Almost every inch of every region is flooded with devils you’ll have to battle to achieve your goals. Some are tricky to fend off, while others – like the armoured-horse-mounted Warborn Narzugon – require some herculean efforts to overcome. Take some level 80 friends, and fill your pockets with Scrolls of Mass Life. You won’t be sorry.
Each mission and memory you complete advances you along the Path of the Fallen campaign towards its conclusion, Archdevil Zariel’s Challenge Trial. As I’m shown in footage of the module’s later stages, this harrowing, multi-staged assault takes place in the sumptuous Citadel, whose opulent halls throng with high level devils to best. Along the way you reach foes like Hezrou, a three-story tall demon with a jagged, hewing blade, chains encrincling his mighty arms, and skulls the size of, well, you, strapped to his raging legs.
If you’re a fan of the tabletop game, you’ll remember Baphomet, the palace-dwelling minotaur, who’s another very big baddie to fight on the way to Zariel. He’s got some dastardly tricks up his sleeve, like leaping into the air and slamming back down to put an end to your efforts.

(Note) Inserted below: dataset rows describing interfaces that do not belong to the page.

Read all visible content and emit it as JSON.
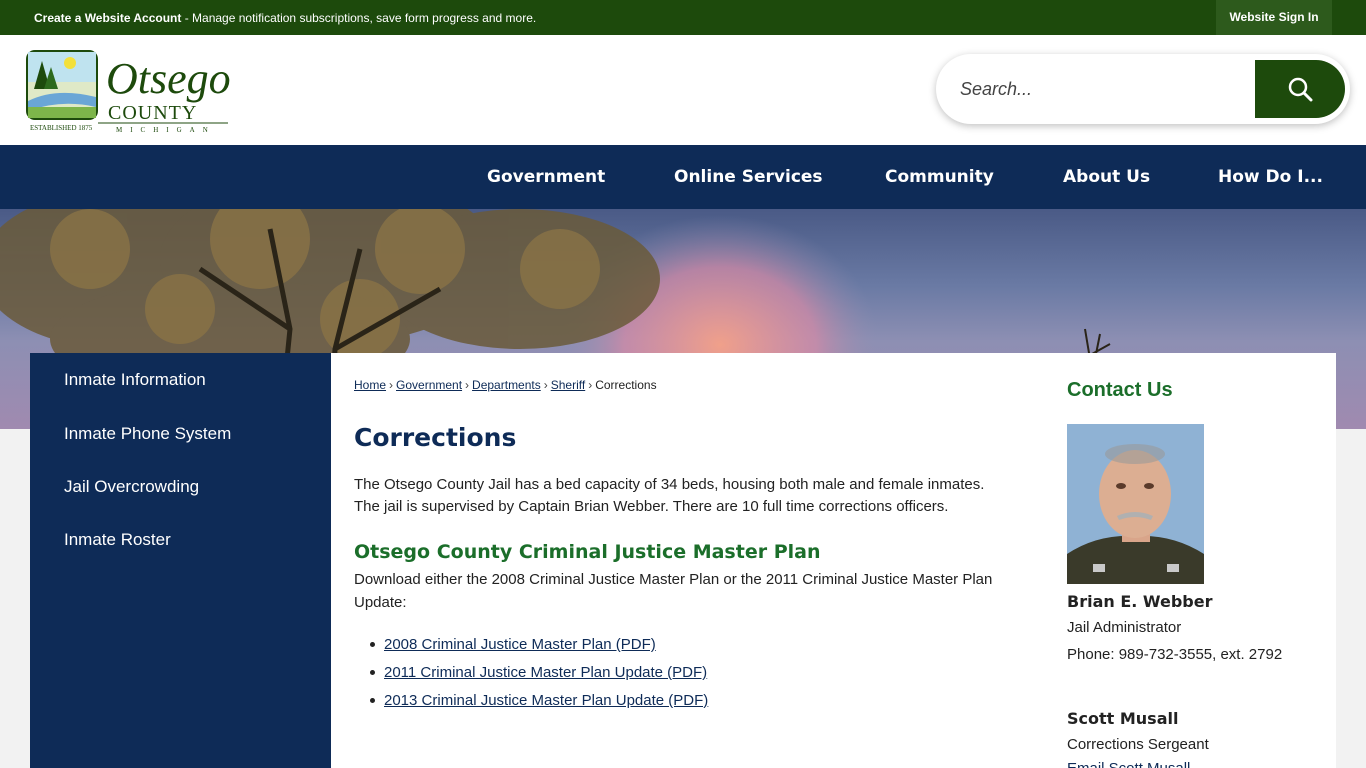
{
  "topbar": {
    "message_bold": "Create a Website Account",
    "message_rest": " - Manage notification subscriptions, save form progress and more.",
    "signin_label": "Website Sign In"
  },
  "logo": {
    "name": "Otsego",
    "county": "COUNTY",
    "state": "MICHIGAN",
    "established": "ESTABLISHED 1875"
  },
  "search": {
    "placeholder": "Search..."
  },
  "nav": {
    "items": [
      "Government",
      "Online Services",
      "Community",
      "About Us",
      "How Do I..."
    ]
  },
  "sidebar": {
    "items": [
      "Inmate Information",
      "Inmate Phone System",
      "Jail Overcrowding",
      "Inmate Roster"
    ]
  },
  "breadcrumb": {
    "items": [
      "Home",
      "Government",
      "Departments",
      "Sheriff"
    ],
    "current": "Corrections",
    "separator": "›"
  },
  "main": {
    "title": "Corrections",
    "intro": "The Otsego County Jail has a bed capacity of 34 beds, housing both male and female inmates. The jail is supervised by Captain Brian Webber. There are 10 full time corrections officers.",
    "subtitle": "Otsego County Criminal Justice Master Plan",
    "description": "Download either the 2008 Criminal Justice Master Plan or the 2011 Criminal Justice Master Plan Update:",
    "documents": [
      "2008 Criminal Justice Master Plan (PDF)",
      "2011 Criminal Justice Master Plan Update (PDF)",
      "2013 Criminal Justice Master Plan Update (PDF)"
    ]
  },
  "contact": {
    "title": "Contact Us",
    "people": [
      {
        "name": "Brian E. Webber",
        "role": "Jail Administrator",
        "phone": "Phone: 989-732-3555, ext. 2792"
      },
      {
        "name": "Scott Musall",
        "role": "Corrections Sergeant",
        "email": "Email Scott Musall"
      }
    ]
  },
  "colors": {
    "topbar_green": "#1d4a0c",
    "navy": "#0e2b57",
    "heading_green": "#1b6e2a"
  }
}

If you can get past these, at last Zariel awaits in the heart of the blighted Citadel, encircled by flames and flanked by some suped up cronies you’ll have to pick off, too. True to the lore, Zariel’s got some near-deific magical abilities, with the power to engulf you in flames, blast you with corrosive energy, and swipe you with her Mjölnir-like hammer Matalotok. It’s an epic showdown, and another of the module’s highlights for Mosiondz. “Zariel’s challenge is very neat, it’s very tough,” he tells me. “It [has] a beautiful setting, really challenging gameplay, really neat graphics to it […] it’ll be a lot of fun.” Beyond this, I won’t give anything away; the battle and its consequences need to be experienced full-on and firsthand.
In addition to the locations, main story beats, and ferocious foes, Neverwinter: Avernus ushers in major new Heroic Encounters. Ensnared, for example, sees you join a group of celestials to mount an attack on the Bleeding Citadel in order to free one of Bel’s most powerful generals. There are also minor ones, which charge you with clearing areas of devils, destroying an enemy War Machine, and freeing some poor souls trapped inside coins. There are additionally plenty of goodies to scoop up, like the Expedition Pack of Good Intentions, Lulu’s Bag of Goodies, and other options brimming with upgrades for Infernal gear, new companions, and more.
Neverwinter: Avernus takes you into the bowels of the first level of hell as of today on PC. From what I play, the epic conclusion to the Descent into Avernus plot has plenty to offer for stalwarts, newbies, and D&D fans alike, wrapped up in a rich, story-driven package. As Yeatts puts it, “It basically speaks to the strength of the [D&D] IP – you can take a portion of it, and it’s like, ‘Hey, this is a whole thing!’ It’s an amazing world and it keeps getting richer and richer.” Just remember those life saving scrolls – Zariel’s a tough old beastie.